UCI president David Lappartient told BBC sports editor Dan Roan last week he wanted the governing body to investigate whether Team Sky broke anti-doping rules after the report’s “unacceptable” findings.
Were any rules broken?
No rules were broken – but the matter has raised questions over how cycling – and other sports – are governed, said Redgrave.
“I’m a diabetic and the last three years of my international career I needed insulin. Without it I wouldn’t have been able to compete. You take what you need to and it’s down to the rule makers to decide is that a banned drug or not – do you need a TUE to get that?” said Redgrave, winner of gold medals at five consecutive Olympic Games between 1984 and 2000.
“In 2012 when he won the Tour de France then a few weeks later was competing in the Olympics, there didn’t seem to be a problem with what he was doing, he passed all the drug tests at that stage.”
And Redgrave told select committee chairman Damian Collins the report’s focus should have been on a system that allows athletes to take drugs then questions their ethics for doing so.
“You should be questioning the rules of the World Anti-Doping Agency [Wada], of UK Anti-Doping [Ukad], and all the agencies and not pinpointing an individual,” the 55-year-old said.
“If the system’s wrong, we change the system. If this drug shouldn’t be used for the treatment that it is and if it has enhancing properties, get it on to the banned list, it’s as simple as that.
“People keep saying Team Sky haven’t done anything wrong but have stepped over the ethical line but if they’ve got all the right paper to prove they haven’t done anything wrong then the system’s wrong.
“If there is this grey area which has been introduced recently over the ethics of it – it’s legal or it’s not, simple as that – take away the grey area.”
Collins said Wada and Ukad had been questioned by his committee and that the report did question the framework sport – particularly cycling – was operating in.
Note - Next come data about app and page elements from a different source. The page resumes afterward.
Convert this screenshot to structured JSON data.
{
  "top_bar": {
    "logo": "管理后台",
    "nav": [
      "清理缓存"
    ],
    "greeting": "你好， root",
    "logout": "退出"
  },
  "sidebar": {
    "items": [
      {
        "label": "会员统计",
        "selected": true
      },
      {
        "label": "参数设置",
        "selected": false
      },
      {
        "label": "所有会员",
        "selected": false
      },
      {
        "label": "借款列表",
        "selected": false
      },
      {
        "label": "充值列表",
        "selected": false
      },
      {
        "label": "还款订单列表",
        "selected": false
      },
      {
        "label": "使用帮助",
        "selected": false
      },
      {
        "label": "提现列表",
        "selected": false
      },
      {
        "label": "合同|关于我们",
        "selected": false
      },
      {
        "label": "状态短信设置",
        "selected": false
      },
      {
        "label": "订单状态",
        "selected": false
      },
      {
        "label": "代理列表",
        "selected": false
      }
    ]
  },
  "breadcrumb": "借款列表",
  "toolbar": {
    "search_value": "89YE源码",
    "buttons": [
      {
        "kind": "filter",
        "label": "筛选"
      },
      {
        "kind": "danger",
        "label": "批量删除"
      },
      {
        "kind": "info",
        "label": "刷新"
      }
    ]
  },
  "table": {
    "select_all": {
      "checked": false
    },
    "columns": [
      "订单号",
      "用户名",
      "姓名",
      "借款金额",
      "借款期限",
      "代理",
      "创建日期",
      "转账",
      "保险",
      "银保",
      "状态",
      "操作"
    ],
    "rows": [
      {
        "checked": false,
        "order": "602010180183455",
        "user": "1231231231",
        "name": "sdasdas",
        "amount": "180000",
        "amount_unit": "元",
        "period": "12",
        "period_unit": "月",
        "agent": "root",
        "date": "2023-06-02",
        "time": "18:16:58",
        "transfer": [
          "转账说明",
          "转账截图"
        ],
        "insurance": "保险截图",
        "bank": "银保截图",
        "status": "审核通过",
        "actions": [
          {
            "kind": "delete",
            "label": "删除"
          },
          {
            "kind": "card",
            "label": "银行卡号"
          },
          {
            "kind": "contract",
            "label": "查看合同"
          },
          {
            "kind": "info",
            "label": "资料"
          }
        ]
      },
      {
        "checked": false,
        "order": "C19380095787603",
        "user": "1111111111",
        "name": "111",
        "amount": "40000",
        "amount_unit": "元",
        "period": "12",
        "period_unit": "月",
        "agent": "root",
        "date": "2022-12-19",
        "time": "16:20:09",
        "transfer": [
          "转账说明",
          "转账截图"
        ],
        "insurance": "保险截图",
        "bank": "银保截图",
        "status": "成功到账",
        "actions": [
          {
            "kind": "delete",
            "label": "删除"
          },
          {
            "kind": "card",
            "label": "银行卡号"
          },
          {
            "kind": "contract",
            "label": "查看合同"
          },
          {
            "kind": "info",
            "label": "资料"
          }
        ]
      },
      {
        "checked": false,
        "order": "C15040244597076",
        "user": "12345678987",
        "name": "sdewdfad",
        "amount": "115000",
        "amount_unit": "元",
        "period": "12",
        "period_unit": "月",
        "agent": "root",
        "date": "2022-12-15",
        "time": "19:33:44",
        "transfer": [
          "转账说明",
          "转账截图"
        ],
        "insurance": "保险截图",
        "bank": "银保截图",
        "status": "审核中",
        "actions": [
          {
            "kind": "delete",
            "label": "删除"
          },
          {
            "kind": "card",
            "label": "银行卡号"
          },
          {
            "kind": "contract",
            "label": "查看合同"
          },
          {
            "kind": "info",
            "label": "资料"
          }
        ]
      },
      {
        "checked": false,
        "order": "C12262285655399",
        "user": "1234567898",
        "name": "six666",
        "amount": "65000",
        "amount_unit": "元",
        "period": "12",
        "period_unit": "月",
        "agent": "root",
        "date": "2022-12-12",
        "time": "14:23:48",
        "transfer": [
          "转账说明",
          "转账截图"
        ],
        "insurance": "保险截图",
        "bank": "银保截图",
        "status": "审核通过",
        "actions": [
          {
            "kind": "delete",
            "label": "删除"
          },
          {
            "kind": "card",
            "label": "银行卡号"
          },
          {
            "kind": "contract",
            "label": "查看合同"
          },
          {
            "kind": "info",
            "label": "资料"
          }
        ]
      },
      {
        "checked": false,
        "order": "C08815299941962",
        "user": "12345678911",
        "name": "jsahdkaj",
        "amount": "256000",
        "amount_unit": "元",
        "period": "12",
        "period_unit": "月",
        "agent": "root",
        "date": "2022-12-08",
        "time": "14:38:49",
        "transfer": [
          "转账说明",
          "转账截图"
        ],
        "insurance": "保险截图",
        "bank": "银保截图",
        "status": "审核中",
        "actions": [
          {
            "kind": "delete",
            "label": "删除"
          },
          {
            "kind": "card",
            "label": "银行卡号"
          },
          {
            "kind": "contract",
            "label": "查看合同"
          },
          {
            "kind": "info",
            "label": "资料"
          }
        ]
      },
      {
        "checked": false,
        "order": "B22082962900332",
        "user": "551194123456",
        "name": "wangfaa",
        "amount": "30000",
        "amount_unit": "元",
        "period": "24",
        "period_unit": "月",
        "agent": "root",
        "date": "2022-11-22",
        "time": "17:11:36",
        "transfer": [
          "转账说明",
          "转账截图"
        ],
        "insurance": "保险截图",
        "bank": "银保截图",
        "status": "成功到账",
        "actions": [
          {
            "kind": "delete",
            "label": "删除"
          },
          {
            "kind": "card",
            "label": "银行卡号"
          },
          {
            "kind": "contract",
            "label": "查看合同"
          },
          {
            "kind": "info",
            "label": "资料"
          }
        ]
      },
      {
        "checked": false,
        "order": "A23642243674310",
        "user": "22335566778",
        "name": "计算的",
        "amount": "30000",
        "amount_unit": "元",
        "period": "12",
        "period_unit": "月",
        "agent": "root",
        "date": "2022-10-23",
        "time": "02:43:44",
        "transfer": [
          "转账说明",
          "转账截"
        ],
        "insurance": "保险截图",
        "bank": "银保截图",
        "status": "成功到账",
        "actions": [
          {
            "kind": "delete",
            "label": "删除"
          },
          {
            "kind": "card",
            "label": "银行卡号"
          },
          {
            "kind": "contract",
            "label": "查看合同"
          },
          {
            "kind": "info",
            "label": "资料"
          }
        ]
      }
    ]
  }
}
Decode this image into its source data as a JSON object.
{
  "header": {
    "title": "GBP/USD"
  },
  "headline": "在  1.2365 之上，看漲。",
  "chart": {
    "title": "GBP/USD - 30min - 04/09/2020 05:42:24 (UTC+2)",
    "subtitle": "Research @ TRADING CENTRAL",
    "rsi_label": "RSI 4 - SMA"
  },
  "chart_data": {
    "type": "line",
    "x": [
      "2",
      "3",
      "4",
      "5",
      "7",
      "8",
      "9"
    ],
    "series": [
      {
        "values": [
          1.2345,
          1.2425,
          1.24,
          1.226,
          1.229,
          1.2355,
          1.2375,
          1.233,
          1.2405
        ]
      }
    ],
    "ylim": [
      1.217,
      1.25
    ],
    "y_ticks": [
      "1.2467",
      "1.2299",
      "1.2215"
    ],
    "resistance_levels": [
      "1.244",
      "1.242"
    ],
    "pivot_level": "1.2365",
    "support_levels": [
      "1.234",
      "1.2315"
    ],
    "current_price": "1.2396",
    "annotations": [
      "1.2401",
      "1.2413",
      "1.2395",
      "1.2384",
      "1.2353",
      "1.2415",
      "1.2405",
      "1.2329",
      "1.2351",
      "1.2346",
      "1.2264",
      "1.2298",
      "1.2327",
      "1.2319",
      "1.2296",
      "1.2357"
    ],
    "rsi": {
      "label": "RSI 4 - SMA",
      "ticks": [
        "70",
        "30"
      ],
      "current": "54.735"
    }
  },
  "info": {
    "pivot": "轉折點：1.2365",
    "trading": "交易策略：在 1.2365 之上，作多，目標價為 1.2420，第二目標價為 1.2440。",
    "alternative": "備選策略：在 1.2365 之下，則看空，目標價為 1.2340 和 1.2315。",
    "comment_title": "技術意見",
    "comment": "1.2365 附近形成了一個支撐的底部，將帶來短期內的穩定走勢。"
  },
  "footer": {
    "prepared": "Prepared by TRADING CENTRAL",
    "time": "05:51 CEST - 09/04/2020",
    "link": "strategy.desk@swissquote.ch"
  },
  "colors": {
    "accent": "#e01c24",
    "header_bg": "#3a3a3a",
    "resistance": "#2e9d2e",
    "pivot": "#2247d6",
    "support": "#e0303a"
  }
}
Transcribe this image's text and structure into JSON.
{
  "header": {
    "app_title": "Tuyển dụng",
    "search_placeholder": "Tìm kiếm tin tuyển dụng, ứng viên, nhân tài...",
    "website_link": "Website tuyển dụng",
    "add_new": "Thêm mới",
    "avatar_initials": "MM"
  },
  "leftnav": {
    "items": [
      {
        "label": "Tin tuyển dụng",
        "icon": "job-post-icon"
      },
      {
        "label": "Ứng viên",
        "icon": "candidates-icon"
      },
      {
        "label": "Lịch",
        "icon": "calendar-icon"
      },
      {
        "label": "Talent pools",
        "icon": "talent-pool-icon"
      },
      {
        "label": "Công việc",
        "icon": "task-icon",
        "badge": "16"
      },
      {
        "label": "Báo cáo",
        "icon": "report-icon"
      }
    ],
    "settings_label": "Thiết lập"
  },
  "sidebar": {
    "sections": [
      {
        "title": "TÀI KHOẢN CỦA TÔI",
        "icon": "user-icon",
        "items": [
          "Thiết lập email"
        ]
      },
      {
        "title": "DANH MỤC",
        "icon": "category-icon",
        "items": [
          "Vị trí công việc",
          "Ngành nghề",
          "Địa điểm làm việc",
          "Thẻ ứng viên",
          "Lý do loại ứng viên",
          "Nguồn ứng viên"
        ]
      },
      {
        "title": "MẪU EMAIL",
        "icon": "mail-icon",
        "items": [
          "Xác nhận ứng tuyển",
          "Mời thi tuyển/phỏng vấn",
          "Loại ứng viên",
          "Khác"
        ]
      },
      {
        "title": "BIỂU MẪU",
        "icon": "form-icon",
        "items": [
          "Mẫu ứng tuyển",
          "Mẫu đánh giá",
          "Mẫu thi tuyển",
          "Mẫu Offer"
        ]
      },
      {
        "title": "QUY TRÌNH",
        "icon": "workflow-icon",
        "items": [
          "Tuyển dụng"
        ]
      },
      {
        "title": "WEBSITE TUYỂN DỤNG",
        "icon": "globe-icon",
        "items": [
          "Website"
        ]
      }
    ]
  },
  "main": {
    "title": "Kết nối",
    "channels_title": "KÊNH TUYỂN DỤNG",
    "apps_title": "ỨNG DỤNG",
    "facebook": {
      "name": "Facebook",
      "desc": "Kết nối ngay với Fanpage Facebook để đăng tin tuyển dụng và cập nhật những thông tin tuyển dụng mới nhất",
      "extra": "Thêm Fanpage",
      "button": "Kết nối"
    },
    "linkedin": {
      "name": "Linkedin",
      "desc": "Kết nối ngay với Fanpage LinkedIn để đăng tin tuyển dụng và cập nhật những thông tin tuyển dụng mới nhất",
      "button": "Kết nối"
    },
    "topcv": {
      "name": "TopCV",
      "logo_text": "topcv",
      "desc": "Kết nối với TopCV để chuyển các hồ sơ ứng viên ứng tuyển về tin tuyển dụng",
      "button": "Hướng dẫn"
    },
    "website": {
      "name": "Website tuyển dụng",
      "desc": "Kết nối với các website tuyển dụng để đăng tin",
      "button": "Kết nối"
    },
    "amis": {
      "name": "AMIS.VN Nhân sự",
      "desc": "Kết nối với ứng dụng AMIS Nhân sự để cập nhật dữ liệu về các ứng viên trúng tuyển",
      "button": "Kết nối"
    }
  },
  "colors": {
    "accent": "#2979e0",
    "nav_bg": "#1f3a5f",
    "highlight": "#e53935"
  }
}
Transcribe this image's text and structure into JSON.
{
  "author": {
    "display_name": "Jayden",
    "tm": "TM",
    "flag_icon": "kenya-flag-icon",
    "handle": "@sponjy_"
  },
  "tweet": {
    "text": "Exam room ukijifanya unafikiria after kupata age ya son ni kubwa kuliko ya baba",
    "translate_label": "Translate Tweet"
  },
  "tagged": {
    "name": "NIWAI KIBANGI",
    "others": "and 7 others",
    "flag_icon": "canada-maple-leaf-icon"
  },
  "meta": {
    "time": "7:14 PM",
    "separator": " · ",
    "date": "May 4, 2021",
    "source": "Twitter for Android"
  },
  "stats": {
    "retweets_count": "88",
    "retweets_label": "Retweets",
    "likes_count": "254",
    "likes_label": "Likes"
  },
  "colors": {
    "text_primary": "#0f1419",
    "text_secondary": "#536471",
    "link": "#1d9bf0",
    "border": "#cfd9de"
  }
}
“We’re not saying he’s broken the rules, he’s operating within the rules – we are questioning those rules,” Collins said.
“Why don’t we tighten the rules to get rid of these ethical grey areas?
“I was interested to hear the president of the UCI saying they may look into it further. If any further action is to be taken, it should be taken by people within the sport,” he told the programme.
Is the funding system to blame?
Redgrave believes the way sport in the UK is funded played a part in the issue. UK Sport and Sport England fund elite and grassroots-level sport respectively, distributing National Lottery cash. And more success leads to more money.
“At my first two Olympics in 1984 and 1988 there was one person employed to look after the whole rowing team and now there are over 50 and that’s because of the money, the support we get through Sport England, UK Sport, through the lottery, to be able to enhance the team and produce medals,” Redgrave said.
“Depending on how you do at the Olympics depends on how much you are likely to get for the next four-year cycle. So this plays a slight part in it because if you perform badly at the Olympics your funding will get cut, then you will be struggling to stay on the podium and win medals.
“That has to be looked at. Is there too much pressure of paying all those people? All the coaches are professional, all the support staff are professional.”
Collins agrees and thinks UK Sport could be doing more to ensure the will to win does not compromise ethics.
“There’s a duty UK Sport should have here,” he said.
“My concern is they give the money to the sport and if the sport is hitting medal targets they don’t ask any questions. They need to play a bigger role checking on what national governing bodies are doing, checking on medicines policy, checking that the ethical guidelines are being followed and how the results are being achieved. I don’t see much evidence of that and I think that is a failure in the system.
“We need to look at the medicines athletes are allowed to take and remove those drugs where academics and medical experts acknowledge the performance-enhancing properties it has. Let’s get rid of the ambiguity. But there have to be proper rules in place to check what athletes are taking and why.”
UK Sport has promised to consider the report’s recommendations.